Spike Lee’s public persona — as an activist, as a provocateur, as a mouthpiece against injustice, and as New York’s No. 1 Knicks fan — sometimes threatens to overshadow his tremendous accomplishments as a filmmaker. The Brooklyn writer-director’s seminal 1989 drama Do the Right Thing changed the face of independent film, but his two previous efforts, She’s Gotta Have It and School Daze, were groundbreaking in their own right. And while he’s considered “Hollywood’s foremost black director,” some of his best films, like 25th Hour and Inside Man, are multiracial stories.

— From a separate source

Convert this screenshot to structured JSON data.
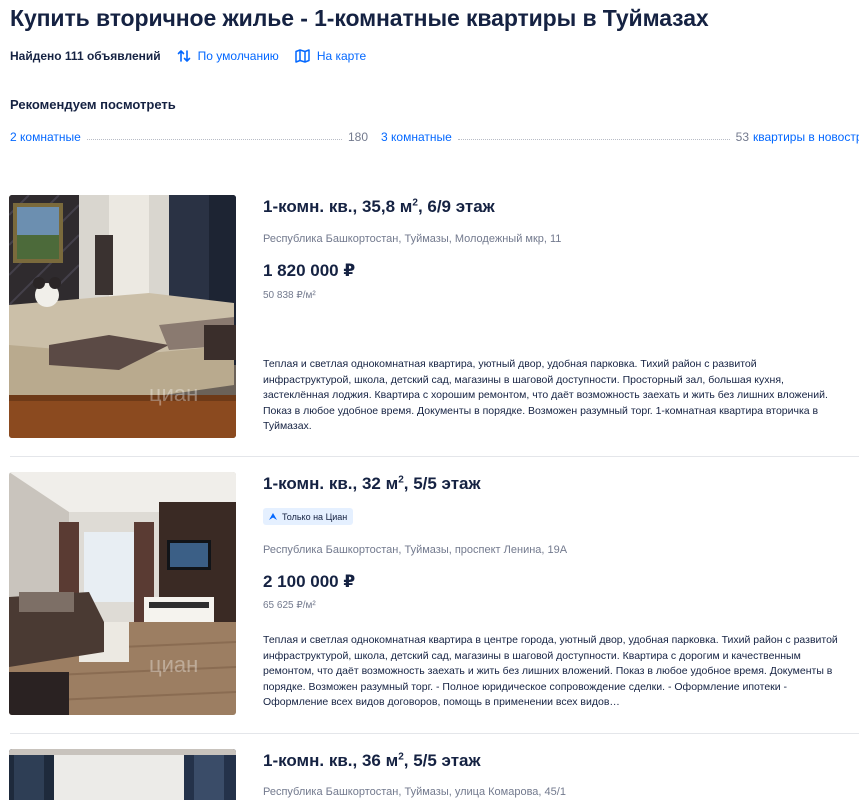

Remarkably, Lee — who was awarded an honorary Oscar in November for his considerable career achievements — has never been nominated for a Best Director Academy Award, nor has ever had a Best Picture contender (he was nominated for Best Screenplay for Do the Right Thing, and for Best Documentary for 4 Little Girls). He’ll shrug off that indignity with an “Are you really surprised?” (see: #OscarsSoWhite), but don’t get him started on the “mockery” he calls Denzel Washington’s Best Actor loss for Malcolm X.
Lee has garnered his best reviews in years for his film, Chi-Raq (on Blu-ray and DVD Jan. 26), a drama that remixes Aristophanes’s Lysistrata with modern-day gang warfare in Chicago. And this weekend he’ll premiere Michael Jackson’s Journey From Motown to Off the Wall, his second of three planned documentaries about the King of Pop, at the Sundance Film Festival.
In our latest episode of Director’s Reel, Lee takes us on his own journey from Brooklyn to Chi-Raq (watch above). Some highlights:
She’s Gotta Have It (1986)
Lee said he based the structure of his debut film, shot in black-and-white for $175,000, on Akira Kurosawa’s 1950 classic Rashomon. But what gives him the most satisfaction is that the film introduced his alter ego Mars Blackmon, who has been hawking Nikes alongside Michael Jordan ever since.
Do the Right Thing (1989)
Lee looks back at the prescience of his breakout film with solemnity. First and foremost there is the death of Radio Raheem (Bill Nunn), itself inspired by the NYPD’s killing of a graffiti artist in the 1980s, an incident that bares eerie similarities to the 2014 death of Eric Garner. He describes how the film also forecasted global warming and gentrification in his home borough.
Malcolm X (1992)
Oscar pundits generally regard Al Pacino’s Best Actor Oscar for Scent of a Woman a “legacy” win in a category that really belonged to Denzel Washington. “The fact that he didn’t win an Oscar for his portrayal of Malcolm X is a mockery,” Lee said. “A travesty. A snafu. A boondoggle.”
He Got Game (1998)
The director had to coach hoops star-turned-leading man Ray Allen how to act. But he didn’t have to teach Denzel Washington how to ball. The director recalls how what was scripted as a whitewash turned into a game when Denzel started hitting shots against Allen.
Summer of Sam (1999)
Lee says it was during the fateful summer depicted in the film, which depicts the horror brought on by serial killer Son of Sam during a 1977 New York heatwave, that he decided he wanted to make movies for a living.
Inside Man (2006)
Lee recounts with glee some Easter Eggs hidden in this heist thriller starring Denzel Washington and Jodie Foster: as an homage to Dog Day Afternoon…, Lee included two cameos from bit players from the Pacino classic; and eagle-eyed viewers might also spy a pizza box from Do the Right Thing.
One of Lee’s rare projects shot outside New York, Chi-Raq was filmed in the streets of Chicago as the ongoing gang epidemic continued to plague the city. Lee said there were 65 murders during the time of the movie’s production alone.